You will soon be dining biophilically here.

Peel Holdings have revived plans to expand the food and beverage offer at their 300K SF Lowry Outlet Mall, Salford — only this time it will involve biophilic dining.

Dubbed The Watergardens and designed by architect Chapman Taylor, the new dining offer will add to the current modest restaurant selection led by Bella Italia and Nandos.

The development, focused on the waterfront unit vacated by Marks & Spencer, will be created on 'biophilic design principles [to] strengthen the connection between nature and natural elements and the man-made environment,' Manchester Confidential reports.

Biophilic literally means loving (philia) life (bio) but as a concept it dates from the green idealism of the 1980s.

The biophilia hypothesis, developed by Edward O. Wilson, suggests that  humans possess an innate tendency to seek connections with nature and other forms of life, which is either a stunning revelation or idiot-level obvious, depending on your point of view.

In practice, biophilic design claims to improve the sense of well-being and dwell time and seems to involve a lot of plants.

Lowry Outlets, which manages the mall, is part of the Peel Group. The Lowry rethink is part of plans to bring the centre — now nearing the end of its second decade — up to the latest standards, and inject some of the dash and brio normally found in larger centres.
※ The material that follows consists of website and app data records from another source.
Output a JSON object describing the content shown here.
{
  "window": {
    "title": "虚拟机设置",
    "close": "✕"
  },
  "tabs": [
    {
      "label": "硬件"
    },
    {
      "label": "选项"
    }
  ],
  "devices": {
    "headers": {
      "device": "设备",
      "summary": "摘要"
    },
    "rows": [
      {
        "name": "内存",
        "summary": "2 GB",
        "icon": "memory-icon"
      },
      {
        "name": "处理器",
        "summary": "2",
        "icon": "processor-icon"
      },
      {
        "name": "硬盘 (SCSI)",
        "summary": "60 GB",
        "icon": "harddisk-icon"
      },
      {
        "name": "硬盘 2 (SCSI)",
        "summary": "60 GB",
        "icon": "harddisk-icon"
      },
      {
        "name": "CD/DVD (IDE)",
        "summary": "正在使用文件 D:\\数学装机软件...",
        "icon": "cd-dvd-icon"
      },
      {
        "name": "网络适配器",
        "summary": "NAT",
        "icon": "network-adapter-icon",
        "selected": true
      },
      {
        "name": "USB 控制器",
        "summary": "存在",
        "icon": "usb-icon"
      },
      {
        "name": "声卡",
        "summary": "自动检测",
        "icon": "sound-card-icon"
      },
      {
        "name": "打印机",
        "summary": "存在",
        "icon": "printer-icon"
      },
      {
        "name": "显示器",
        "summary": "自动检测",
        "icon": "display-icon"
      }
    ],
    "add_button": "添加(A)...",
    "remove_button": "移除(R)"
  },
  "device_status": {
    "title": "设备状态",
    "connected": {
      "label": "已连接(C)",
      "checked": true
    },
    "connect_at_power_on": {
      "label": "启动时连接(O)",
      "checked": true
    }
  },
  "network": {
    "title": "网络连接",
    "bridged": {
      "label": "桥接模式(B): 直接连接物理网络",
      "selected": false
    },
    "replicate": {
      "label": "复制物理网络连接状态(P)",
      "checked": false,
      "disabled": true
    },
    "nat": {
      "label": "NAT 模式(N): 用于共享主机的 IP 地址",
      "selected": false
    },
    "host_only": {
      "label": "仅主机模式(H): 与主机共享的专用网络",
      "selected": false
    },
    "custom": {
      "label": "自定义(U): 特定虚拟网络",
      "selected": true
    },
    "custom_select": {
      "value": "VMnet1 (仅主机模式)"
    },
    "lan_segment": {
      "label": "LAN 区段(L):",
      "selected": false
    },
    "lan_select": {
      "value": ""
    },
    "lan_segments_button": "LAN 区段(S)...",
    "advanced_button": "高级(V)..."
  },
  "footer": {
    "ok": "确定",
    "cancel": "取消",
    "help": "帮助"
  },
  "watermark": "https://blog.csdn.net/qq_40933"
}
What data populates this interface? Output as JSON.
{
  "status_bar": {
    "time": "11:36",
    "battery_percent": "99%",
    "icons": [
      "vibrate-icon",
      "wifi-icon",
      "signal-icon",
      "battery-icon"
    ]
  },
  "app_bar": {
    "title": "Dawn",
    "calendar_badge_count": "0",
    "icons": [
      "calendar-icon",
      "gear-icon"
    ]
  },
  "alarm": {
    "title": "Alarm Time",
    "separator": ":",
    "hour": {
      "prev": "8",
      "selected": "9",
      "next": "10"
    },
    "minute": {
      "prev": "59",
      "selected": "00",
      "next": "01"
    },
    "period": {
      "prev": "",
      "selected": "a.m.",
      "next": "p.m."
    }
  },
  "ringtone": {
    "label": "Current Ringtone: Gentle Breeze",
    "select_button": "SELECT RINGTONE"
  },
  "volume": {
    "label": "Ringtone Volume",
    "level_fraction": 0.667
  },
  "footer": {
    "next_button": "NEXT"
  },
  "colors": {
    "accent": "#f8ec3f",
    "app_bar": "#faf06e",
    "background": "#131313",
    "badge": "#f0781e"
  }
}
Additional food and beverage will help improve dwell times — and the long-ignored river frontage provides a more attractive backdrop.

Related Topics: biophilic design, Peel Holdings